The CheckEnd State is for whether you have won or lost. If you have won (all 4 colors are in the right spot, otherwise known as RSpotCounter = 4), then “GG”(shown technically as 66) is displayed on the Seven Segment to show you have won. If you have lost (Countdown has reached 0) then “GO” (shown technically as 60) is displayed on the display for Game Over. With either outcome, hitting the reset switch to on will move the machine back to the Initial state to play again.
Source Code can be found here.
Step 3: Conclusion

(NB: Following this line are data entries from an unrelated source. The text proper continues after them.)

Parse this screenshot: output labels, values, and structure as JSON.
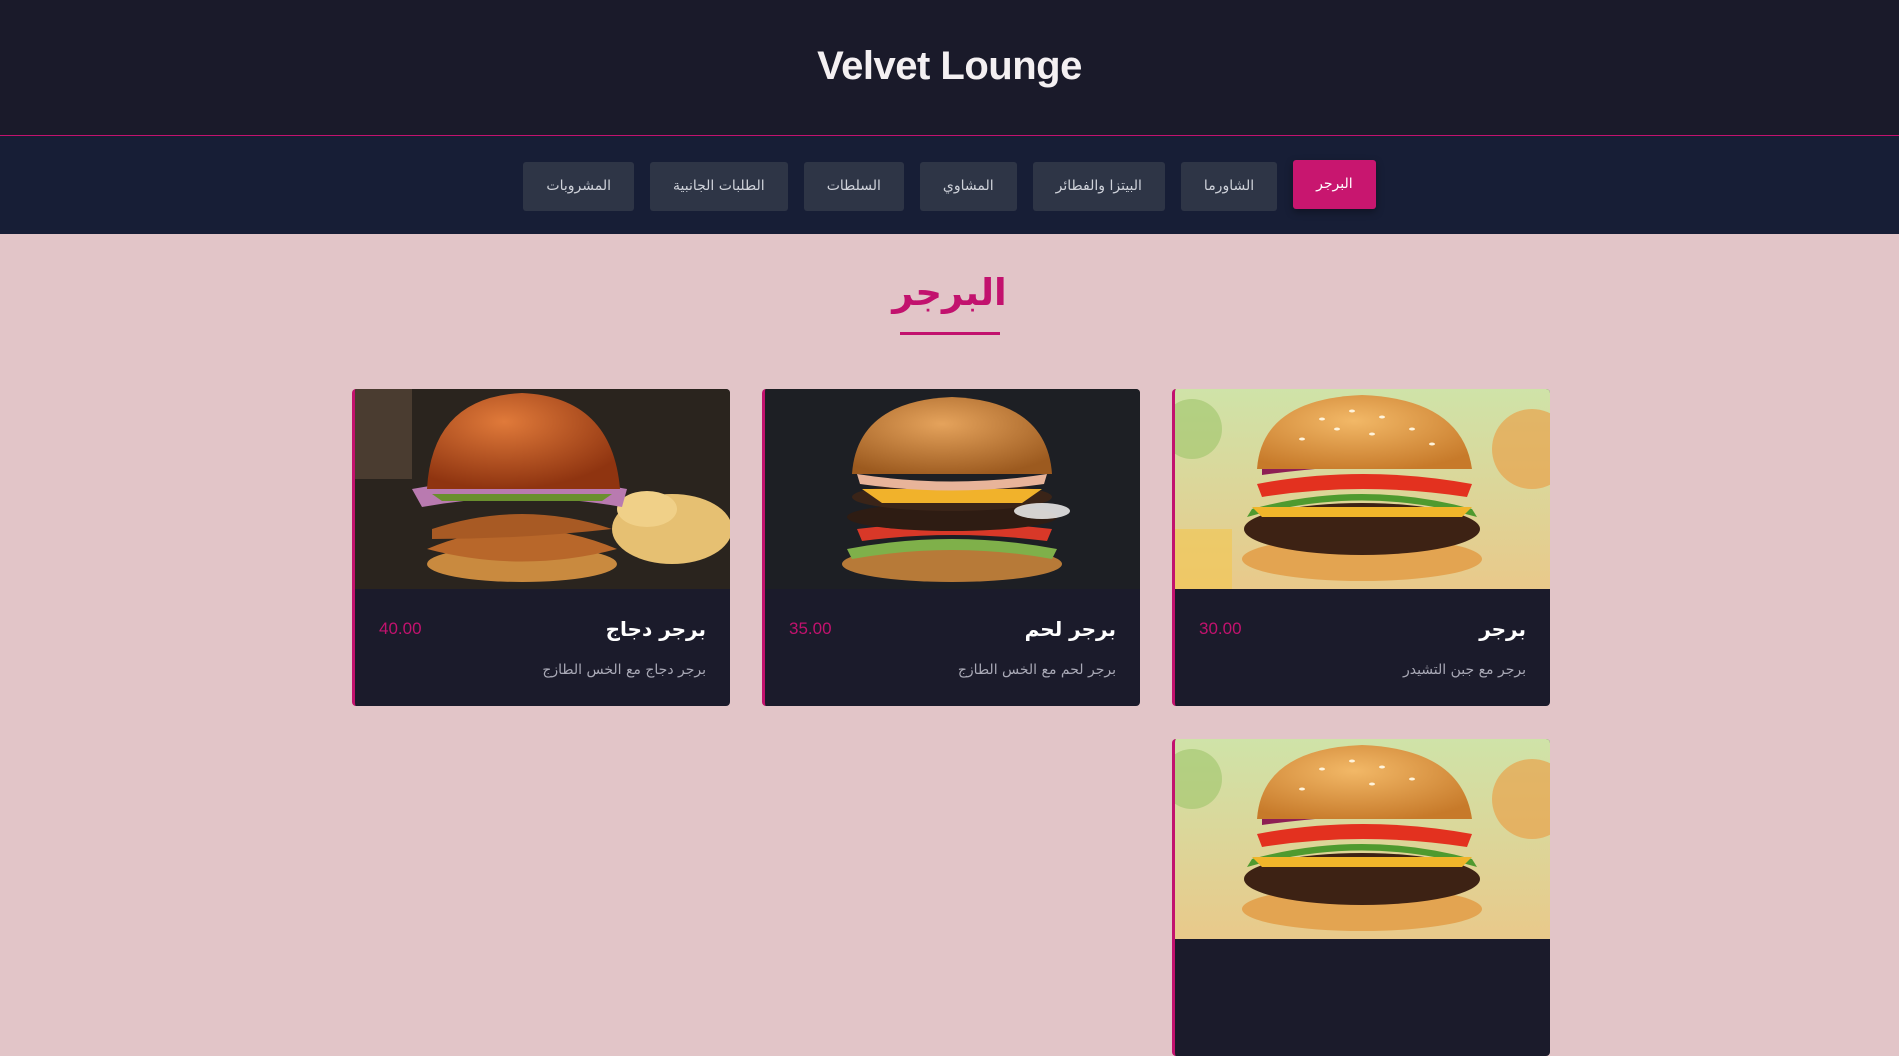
{
  "header": {
    "title": "Velvet Lounge"
  },
  "nav": {
    "items": [
      {
        "label": "البرجر",
        "active": true
      },
      {
        "label": "الشاورما",
        "active": false
      },
      {
        "label": "البيتزا والفطائر",
        "active": false
      },
      {
        "label": "المشاوي",
        "active": false
      },
      {
        "label": "السلطات",
        "active": false
      },
      {
        "label": "الطلبات الجانبية",
        "active": false
      },
      {
        "label": "المشروبات",
        "active": false
      }
    ]
  },
  "section": {
    "title": "البرجر"
  },
  "menu": {
    "items": [
      {
        "name": "برجر",
        "price": "30.00",
        "description": "برجر مع جبن التشيدر",
        "image": "beef-burger-photo"
      },
      {
        "name": "برجر لحم",
        "price": "35.00",
        "description": "برجر لحم مع الخس الطازج",
        "image": "double-beef-burger-photo"
      },
      {
        "name": "برجر دجاج",
        "price": "40.00",
        "description": "برجر دجاج مع الخس الطازج",
        "image": "chicken-burger-photo"
      },
      {
        "name": "",
        "price": "",
        "description": "",
        "image": "beef-burger-photo"
      }
    ]
  },
  "colors": {
    "accent": "#c2126e",
    "header_bg": "#1a1a2a",
    "nav_bg": "#171e36",
    "page_bg": "#e2c5c8",
    "card_bg": "#1b1b2b"
  }
}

Completing this project taught us a lot about building more complicated circuits. Our initial design was not a finite state machine. We found it difficult to debug, and rewrote the code a number of times using different methods (including a FSM). Upon the instructor’s suggestion, we stuck with the FSM approach and we were able to finish the game. We learned that it is much more effective to design the code based on the hardware than with a traditional programming approach. We also faced several challenges related to the seven segment display. Getting it to display multiple numbers without “ghosting” was difficult, and we had to use a clock divider to accomplish this. If we were to further develop this project, we would connect colored LEDs to the Basys3 so the user can see colors (like in the traditional game) rather than numeric representations of colors. Ultimately, we gained a greater understanding of complex circuit design, real life applications, and the challenges of using hardware rather than running simulations with perfect conditions.